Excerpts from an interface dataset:
··········

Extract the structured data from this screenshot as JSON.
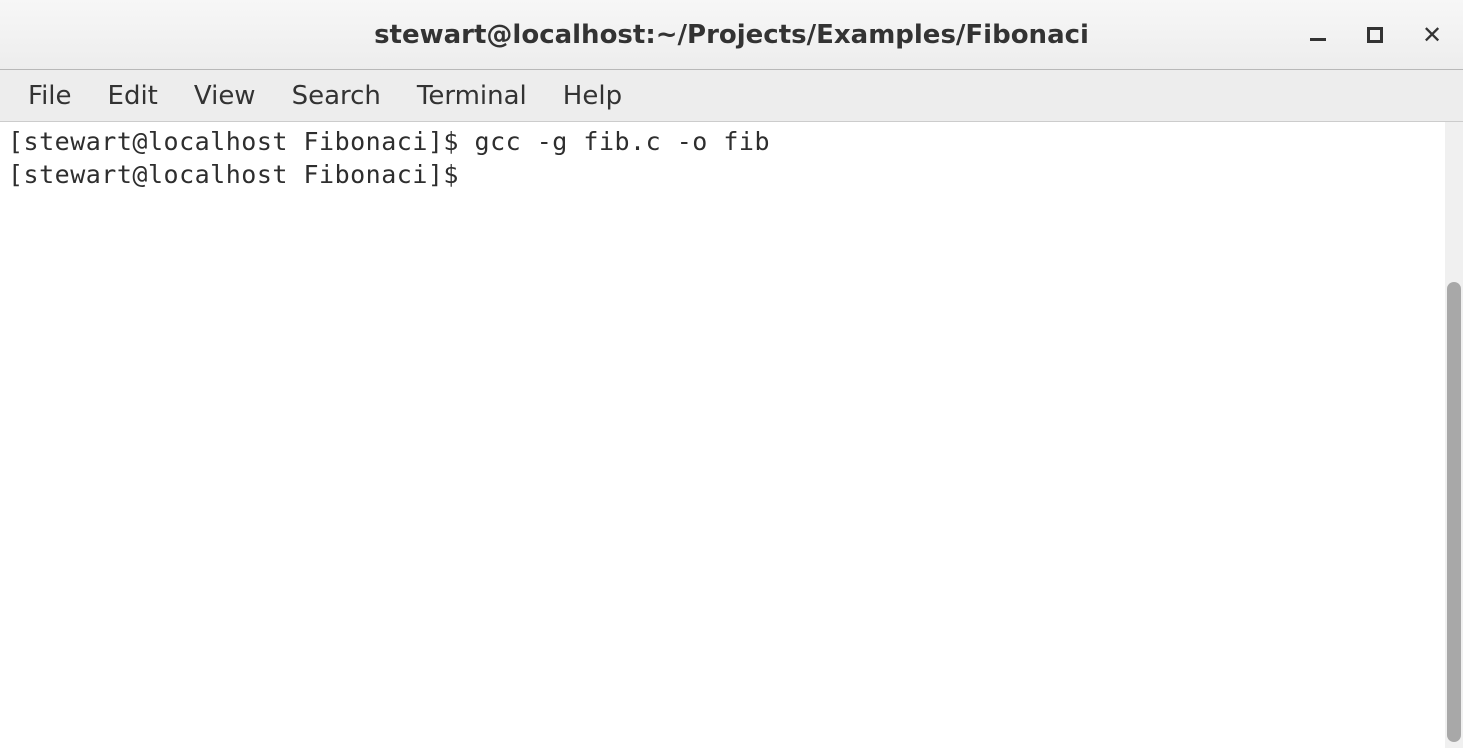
{
  "titlebar": {
    "title": "stewart@localhost:~/Projects/Examples/Fibonaci"
  },
  "menubar": {
    "items": [
      "File",
      "Edit",
      "View",
      "Search",
      "Terminal",
      "Help"
    ]
  },
  "terminal": {
    "lines": [
      {
        "prompt": "[stewart@localhost Fibonaci]$ ",
        "command": "gcc -g fib.c -o fib"
      },
      {
        "prompt": "[stewart@localhost Fibonaci]$ ",
        "command": ""
      }
    ]
  }
}
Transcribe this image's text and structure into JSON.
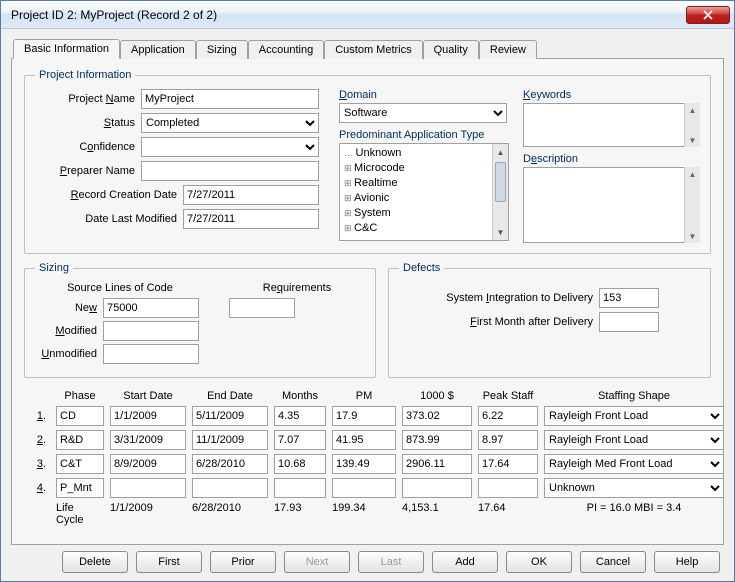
{
  "window": {
    "title": "Project ID 2:   MyProject   (Record 2 of 2)"
  },
  "tabs": [
    "Basic Information",
    "Application",
    "Sizing",
    "Accounting",
    "Custom Metrics",
    "Quality",
    "Review"
  ],
  "projectInfo": {
    "legend": "Project Information",
    "labels": {
      "projectName": "Project Name",
      "status": "Status",
      "confidence": "Confidence",
      "preparerName": "Preparer Name",
      "recordCreation": "Record Creation Date",
      "dateLastModified": "Date Last Modified",
      "domain": "Domain",
      "appType": "Predominant Application Type",
      "keywords": "Keywords",
      "description": "Description"
    },
    "values": {
      "projectName": "MyProject",
      "status": "Completed",
      "confidence": "",
      "preparerName": "",
      "recordCreation": "7/27/2011",
      "dateLastModified": "7/27/2011",
      "domain": "Software",
      "keywords": "",
      "description": ""
    },
    "appTypeTree": [
      "Unknown",
      "Microcode",
      "Realtime",
      "Avionic",
      "System",
      "C&C"
    ]
  },
  "sizing": {
    "legend": "Sizing",
    "slocHeader": "Source Lines of Code",
    "reqHeader": "Requirements",
    "labels": {
      "new": "New",
      "modified": "Modified",
      "unmodified": "Unmodified"
    },
    "values": {
      "new": "75000",
      "modified": "",
      "unmodified": "",
      "requirements": ""
    }
  },
  "defects": {
    "legend": "Defects",
    "labels": {
      "sysInt": "System Integration to Delivery",
      "firstMonth": "First Month after Delivery"
    },
    "values": {
      "sysInt": "153",
      "firstMonth": ""
    }
  },
  "phases": {
    "headers": [
      "",
      "Phase",
      "Start Date",
      "End Date",
      "Months",
      "PM",
      "1000 $",
      "Peak Staff",
      "Staffing Shape"
    ],
    "rows": [
      {
        "n": "1.",
        "phase": "CD",
        "start": "1/1/2009",
        "end": "5/11/2009",
        "months": "4.35",
        "pm": "17.9",
        "cost": "373.02",
        "peak": "6.22",
        "shape": "Rayleigh Front Load"
      },
      {
        "n": "2.",
        "phase": "R&D",
        "start": "3/31/2009",
        "end": "11/1/2009",
        "months": "7.07",
        "pm": "41.95",
        "cost": "873.99",
        "peak": "8.97",
        "shape": "Rayleigh Front Load"
      },
      {
        "n": "3.",
        "phase": "C&T",
        "start": "8/9/2009",
        "end": "6/28/2010",
        "months": "10.68",
        "pm": "139.49",
        "cost": "2906.11",
        "peak": "17.64",
        "shape": "Rayleigh Med Front Load"
      },
      {
        "n": "4.",
        "phase": "P_Mnt",
        "start": "",
        "end": "",
        "months": "",
        "pm": "",
        "cost": "",
        "peak": "",
        "shape": "Unknown"
      }
    ],
    "summary": {
      "label": "Life Cycle",
      "start": "1/1/2009",
      "end": "6/28/2010",
      "months": "17.93",
      "pm": "199.34",
      "cost": "4,153.1",
      "peak": "17.64",
      "extra": "PI = 16.0   MBI = 3.4"
    }
  },
  "buttons": [
    "Delete",
    "First",
    "Prior",
    "Next",
    "Last",
    "Add",
    "OK",
    "Cancel",
    "Help"
  ],
  "disabledButtons": [
    "Next",
    "Last"
  ]
}
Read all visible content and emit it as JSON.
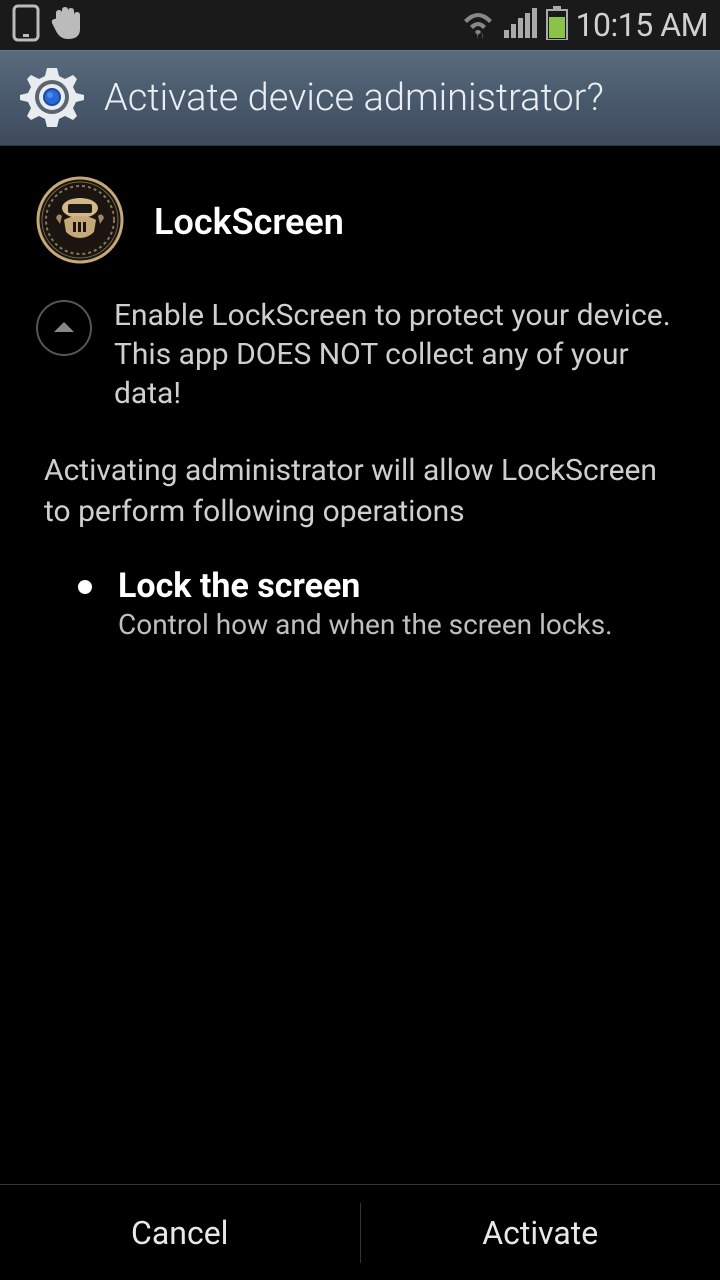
{
  "status_bar": {
    "time": "10:15 AM"
  },
  "header": {
    "title": "Activate device administrator?"
  },
  "app": {
    "name": "LockScreen",
    "description": "Enable LockScreen to protect your device. This app DOES NOT collect any of your data!"
  },
  "activate_info": "Activating administrator will allow LockScreen to perform following operations",
  "permissions": [
    {
      "title": "Lock the screen",
      "description": "Control how and when the screen locks."
    }
  ],
  "buttons": {
    "cancel": "Cancel",
    "activate": "Activate"
  }
}
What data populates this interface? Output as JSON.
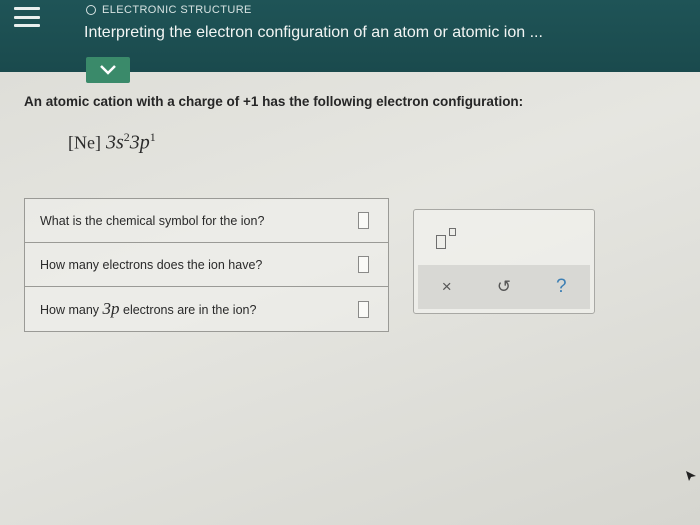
{
  "header": {
    "section": "ELECTRONIC STRUCTURE",
    "title": "Interpreting the electron configuration of an atom or atomic ion ..."
  },
  "problem": {
    "prompt": "An atomic cation with a charge of +1 has the following electron configuration:",
    "config": {
      "core": "[Ne]",
      "orbital1": "3s",
      "exp1": "2",
      "orbital2": "3p",
      "exp2": "1"
    }
  },
  "questions": [
    {
      "text": "What is the chemical symbol for the ion?"
    },
    {
      "text": "How many electrons does the ion have?"
    },
    {
      "prefix": "How many ",
      "highlight": "3p",
      "suffix": " electrons are in the ion?"
    }
  ],
  "palette": {
    "clear_glyph": "×",
    "undo_glyph": "↺",
    "help_glyph": "?"
  },
  "colors": {
    "header_bg": "#1f5457",
    "accent_green": "#3a8a6a",
    "help_blue": "#3d7fb4"
  }
}
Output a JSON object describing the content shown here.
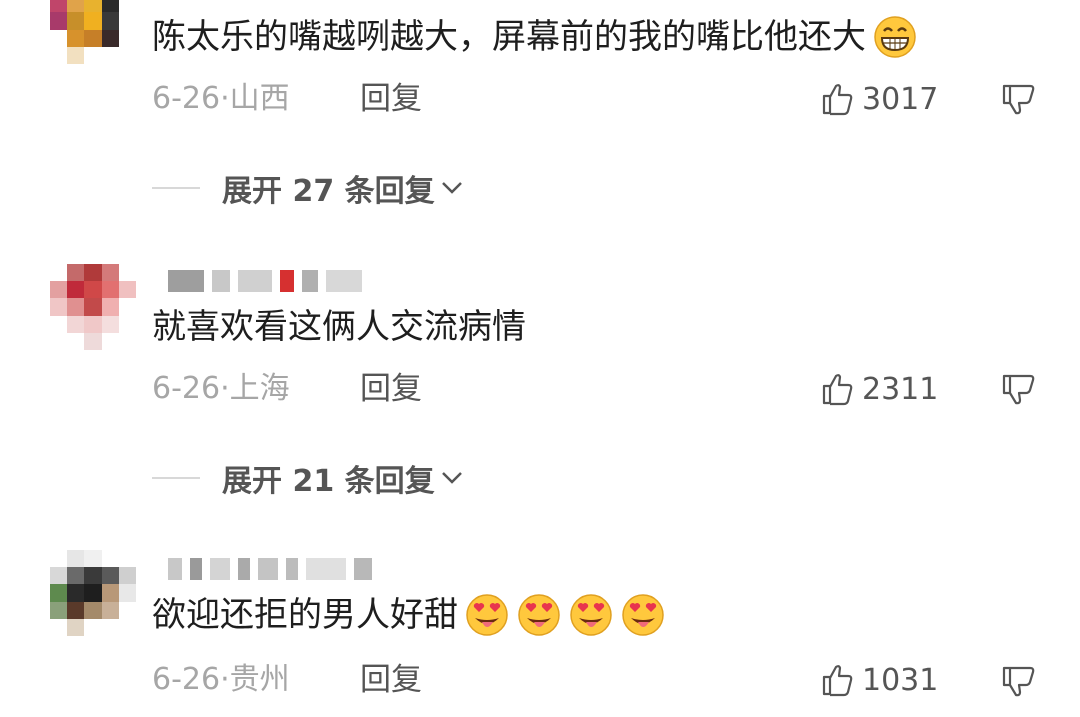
{
  "comments": [
    {
      "text": "陈太乐的嘴越咧越大，屏幕前的我的嘴比他还大",
      "emoji": "grinning-face",
      "date": "6-26",
      "location": "山西",
      "reply_label": "回复",
      "likes": "3017",
      "expand_label": "展开 27 条回复"
    },
    {
      "text": "就喜欢看这俩人交流病情",
      "date": "6-26",
      "location": "上海",
      "reply_label": "回复",
      "likes": "2311",
      "expand_label": "展开 21 条回复"
    },
    {
      "text": "欲迎还拒的男人好甜",
      "emoji": "heart-eyes-tongue-face",
      "emoji_count": 4,
      "date": "6-26",
      "location": "贵州",
      "reply_label": "回复",
      "likes": "1031"
    }
  ],
  "separator": "·",
  "colors": {
    "text": "#1e1e1e",
    "meta": "#a6a6a6",
    "action": "#555555",
    "emoji_yellow": "#ffc83d",
    "emoji_heart": "#e8344e"
  }
}
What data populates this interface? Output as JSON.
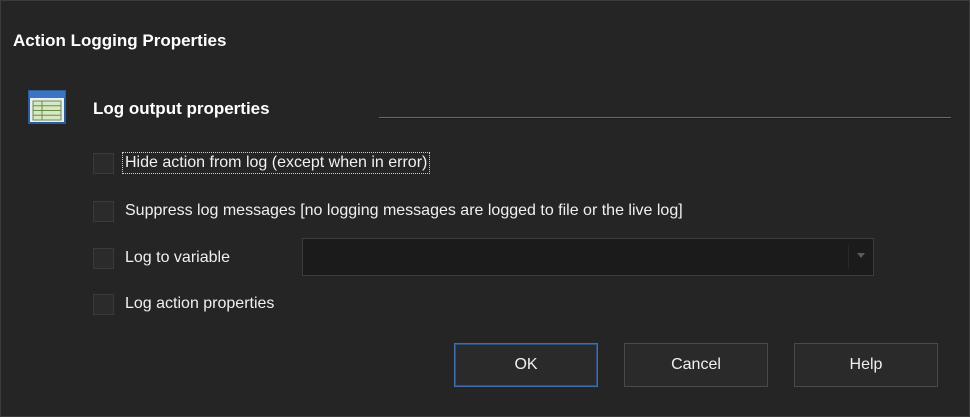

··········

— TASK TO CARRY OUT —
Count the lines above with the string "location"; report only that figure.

— FINISHED TASK —
3